Democratic socialism . . . means that we create a government that works for all of us, not just powerful special interests.
On Democratic Socialism in the United States, November 19, 2015
Sanders further says that the way to beat special interests is to mobilize the “grassroots”:
The powers that be, that is corporate America, Wall Street, the insurance companies, the drug companies, the military industrial complex, these guys are enormously powerful. And the only way that we can defeat them, the only way we can transform America, the only way we can have a government which begins to work for working people rather than the wealthiest people in this country is by putting together an unprecedentedly strong grassroots movement, and what I call a political revolution.
July 29 Organizing Kickoff Event, July 29, 2015
This sounds reasonable, but again something is missing. Bernie only names special interests that have either contributed to the other party, the Republicans, or, more commonly, have contributed to both parties. He omits any mention of special interests that traditionally provide massive funding for, or mostly for, the Democratic Party, notably trade unions and trial lawyers.
This is not an inadvertent slip. In Bernie’s world view, the special interests that support him cannot be called special interests, no matter how much they seek to influence or win favors from government. This position is more or less taken for granted by Bernie. He neither acknowledges nor tries to defend it.
Despite his taking it for granted, Bernie’s position does not seem to pass any kind of logical test. If one opposes crony capitalism, and if, as part of that, one opposes special interests getting access to and favors from government, then it seems that one should oppose all special interests operating this way, not just some, not just those that do not contribute to your campaign, and exempt those which do.
I am a proud progressive, prepared to stand with the working families of this country; prepared to take on powerful special interests which wield enormous power over the economic and political life of this country.

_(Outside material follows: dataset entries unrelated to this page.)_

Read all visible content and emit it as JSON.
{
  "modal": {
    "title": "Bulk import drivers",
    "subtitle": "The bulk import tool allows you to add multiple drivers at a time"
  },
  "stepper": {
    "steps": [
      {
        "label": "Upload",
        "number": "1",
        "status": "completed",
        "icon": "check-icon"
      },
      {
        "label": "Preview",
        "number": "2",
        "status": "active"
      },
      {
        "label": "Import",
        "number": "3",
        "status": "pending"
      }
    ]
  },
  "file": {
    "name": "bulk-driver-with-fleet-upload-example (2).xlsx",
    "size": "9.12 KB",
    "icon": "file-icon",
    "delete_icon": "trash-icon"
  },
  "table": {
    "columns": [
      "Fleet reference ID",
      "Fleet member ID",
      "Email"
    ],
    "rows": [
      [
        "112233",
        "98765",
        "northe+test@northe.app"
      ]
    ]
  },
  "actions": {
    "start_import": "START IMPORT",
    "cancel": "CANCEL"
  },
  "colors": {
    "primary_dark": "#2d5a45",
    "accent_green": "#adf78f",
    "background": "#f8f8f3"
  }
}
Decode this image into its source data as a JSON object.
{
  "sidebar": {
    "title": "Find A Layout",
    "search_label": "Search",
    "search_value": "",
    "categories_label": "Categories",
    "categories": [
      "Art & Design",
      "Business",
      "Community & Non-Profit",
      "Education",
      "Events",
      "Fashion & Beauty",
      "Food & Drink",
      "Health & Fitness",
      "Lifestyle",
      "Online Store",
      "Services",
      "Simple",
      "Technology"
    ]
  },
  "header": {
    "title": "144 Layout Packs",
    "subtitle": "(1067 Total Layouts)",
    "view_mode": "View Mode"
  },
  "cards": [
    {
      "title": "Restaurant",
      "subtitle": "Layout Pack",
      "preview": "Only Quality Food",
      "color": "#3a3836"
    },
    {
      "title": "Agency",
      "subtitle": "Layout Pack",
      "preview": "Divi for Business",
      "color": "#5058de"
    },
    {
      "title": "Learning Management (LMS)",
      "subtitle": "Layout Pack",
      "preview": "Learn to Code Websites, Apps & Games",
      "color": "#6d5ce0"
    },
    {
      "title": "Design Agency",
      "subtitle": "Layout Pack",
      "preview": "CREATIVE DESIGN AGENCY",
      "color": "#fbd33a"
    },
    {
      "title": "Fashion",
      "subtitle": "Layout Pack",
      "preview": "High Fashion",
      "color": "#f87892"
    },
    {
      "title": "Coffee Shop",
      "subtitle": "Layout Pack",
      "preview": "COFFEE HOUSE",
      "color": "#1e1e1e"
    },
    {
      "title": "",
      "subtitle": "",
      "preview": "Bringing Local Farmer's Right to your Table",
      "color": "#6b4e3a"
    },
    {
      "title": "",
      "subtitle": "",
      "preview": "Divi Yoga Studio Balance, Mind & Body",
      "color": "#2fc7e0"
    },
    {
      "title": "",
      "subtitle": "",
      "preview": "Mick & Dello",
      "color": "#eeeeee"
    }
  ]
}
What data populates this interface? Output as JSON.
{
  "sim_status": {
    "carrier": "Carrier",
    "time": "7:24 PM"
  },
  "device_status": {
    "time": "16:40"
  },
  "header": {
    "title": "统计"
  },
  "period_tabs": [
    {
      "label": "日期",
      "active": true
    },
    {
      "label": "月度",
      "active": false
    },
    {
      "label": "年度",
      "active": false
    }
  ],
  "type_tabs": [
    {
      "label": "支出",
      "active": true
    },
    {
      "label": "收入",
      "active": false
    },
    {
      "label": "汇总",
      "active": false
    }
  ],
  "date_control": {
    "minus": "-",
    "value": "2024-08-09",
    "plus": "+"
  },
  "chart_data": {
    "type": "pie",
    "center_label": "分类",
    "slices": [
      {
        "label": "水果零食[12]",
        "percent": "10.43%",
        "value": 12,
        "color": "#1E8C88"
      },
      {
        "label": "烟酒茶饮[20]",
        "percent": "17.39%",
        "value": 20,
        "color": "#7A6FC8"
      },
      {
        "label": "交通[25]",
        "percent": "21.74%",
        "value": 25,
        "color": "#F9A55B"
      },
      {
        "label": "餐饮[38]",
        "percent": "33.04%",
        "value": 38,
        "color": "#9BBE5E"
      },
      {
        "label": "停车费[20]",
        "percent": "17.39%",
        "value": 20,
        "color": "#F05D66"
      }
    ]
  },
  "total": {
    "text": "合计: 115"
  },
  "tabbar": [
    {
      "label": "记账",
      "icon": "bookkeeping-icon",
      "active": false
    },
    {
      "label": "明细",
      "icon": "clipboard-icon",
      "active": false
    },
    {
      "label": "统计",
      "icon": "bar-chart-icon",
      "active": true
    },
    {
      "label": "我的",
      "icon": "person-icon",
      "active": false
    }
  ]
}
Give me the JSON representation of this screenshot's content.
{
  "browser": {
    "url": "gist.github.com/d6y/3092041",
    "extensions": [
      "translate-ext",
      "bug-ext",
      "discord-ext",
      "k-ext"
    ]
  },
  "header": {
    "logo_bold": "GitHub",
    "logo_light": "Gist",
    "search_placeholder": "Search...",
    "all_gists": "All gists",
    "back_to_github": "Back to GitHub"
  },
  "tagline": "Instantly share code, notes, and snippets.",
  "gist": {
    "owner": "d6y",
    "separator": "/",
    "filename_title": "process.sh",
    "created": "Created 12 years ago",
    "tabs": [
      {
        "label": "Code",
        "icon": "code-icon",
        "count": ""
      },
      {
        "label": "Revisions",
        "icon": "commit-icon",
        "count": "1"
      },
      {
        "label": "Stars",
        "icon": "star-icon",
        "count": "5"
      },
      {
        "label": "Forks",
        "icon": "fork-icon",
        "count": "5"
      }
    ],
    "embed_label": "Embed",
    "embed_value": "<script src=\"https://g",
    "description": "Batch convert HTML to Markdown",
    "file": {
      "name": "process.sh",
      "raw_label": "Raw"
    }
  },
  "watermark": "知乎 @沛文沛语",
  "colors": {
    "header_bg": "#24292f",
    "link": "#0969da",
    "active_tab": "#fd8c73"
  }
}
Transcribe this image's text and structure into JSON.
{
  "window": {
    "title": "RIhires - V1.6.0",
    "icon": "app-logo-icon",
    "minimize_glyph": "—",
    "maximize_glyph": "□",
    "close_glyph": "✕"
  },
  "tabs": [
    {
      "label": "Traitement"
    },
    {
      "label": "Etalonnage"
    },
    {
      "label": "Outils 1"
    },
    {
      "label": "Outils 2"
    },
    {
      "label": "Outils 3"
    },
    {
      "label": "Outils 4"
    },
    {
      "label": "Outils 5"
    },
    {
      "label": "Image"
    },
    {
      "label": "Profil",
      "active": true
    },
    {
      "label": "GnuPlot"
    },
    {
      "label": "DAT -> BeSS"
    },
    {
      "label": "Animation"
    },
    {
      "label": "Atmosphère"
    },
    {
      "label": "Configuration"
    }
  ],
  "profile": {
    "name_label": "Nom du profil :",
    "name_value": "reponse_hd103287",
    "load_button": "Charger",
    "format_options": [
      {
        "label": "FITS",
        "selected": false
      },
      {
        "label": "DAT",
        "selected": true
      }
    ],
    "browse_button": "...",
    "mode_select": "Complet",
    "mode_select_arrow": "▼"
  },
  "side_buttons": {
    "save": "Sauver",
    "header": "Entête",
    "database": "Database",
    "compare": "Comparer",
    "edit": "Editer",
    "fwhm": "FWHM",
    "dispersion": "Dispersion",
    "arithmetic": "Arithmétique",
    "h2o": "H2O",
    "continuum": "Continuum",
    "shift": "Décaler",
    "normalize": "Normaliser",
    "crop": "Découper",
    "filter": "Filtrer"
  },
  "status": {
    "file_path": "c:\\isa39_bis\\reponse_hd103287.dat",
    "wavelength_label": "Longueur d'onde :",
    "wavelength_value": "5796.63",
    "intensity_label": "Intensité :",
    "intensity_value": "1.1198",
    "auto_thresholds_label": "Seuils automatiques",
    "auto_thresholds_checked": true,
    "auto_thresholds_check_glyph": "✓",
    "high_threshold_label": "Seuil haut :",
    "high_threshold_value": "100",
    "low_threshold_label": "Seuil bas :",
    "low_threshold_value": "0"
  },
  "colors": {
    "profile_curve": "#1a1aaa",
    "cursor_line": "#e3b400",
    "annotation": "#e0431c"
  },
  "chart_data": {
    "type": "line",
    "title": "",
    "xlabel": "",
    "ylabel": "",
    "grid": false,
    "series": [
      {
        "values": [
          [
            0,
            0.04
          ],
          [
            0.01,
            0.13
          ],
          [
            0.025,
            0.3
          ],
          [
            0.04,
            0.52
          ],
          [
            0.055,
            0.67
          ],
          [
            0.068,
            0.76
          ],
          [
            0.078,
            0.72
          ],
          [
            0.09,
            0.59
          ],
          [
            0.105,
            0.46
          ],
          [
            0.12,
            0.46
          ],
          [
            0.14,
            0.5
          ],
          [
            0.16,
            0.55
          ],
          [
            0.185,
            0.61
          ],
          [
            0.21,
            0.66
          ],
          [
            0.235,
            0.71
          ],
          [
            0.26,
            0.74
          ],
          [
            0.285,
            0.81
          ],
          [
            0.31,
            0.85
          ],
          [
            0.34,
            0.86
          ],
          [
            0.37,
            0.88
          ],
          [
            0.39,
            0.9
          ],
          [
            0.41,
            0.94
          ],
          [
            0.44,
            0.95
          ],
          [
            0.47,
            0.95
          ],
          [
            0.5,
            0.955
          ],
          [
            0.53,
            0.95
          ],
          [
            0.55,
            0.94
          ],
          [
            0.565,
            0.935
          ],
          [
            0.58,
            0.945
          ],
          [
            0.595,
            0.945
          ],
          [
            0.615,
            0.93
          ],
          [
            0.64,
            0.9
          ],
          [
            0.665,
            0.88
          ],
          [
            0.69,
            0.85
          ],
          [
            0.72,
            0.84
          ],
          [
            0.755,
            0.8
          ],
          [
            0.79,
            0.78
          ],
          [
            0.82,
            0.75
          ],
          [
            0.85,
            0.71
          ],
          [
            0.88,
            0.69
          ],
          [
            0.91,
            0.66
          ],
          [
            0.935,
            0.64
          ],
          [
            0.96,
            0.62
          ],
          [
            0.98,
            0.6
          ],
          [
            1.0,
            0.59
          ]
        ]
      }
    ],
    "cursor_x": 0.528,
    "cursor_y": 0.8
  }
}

New Hampshire Democratic Party Convention, September 19, 2015
Based on his remarks and record, however, Bernie will not stand with working Americans against corrupt unions, even when they are stealing from their members or trying to get control of government. Nor will he stand against parasitical trial lawyers intent on threatening and demanding protection money from every industry and thereby raising prices on almost everything for everyone.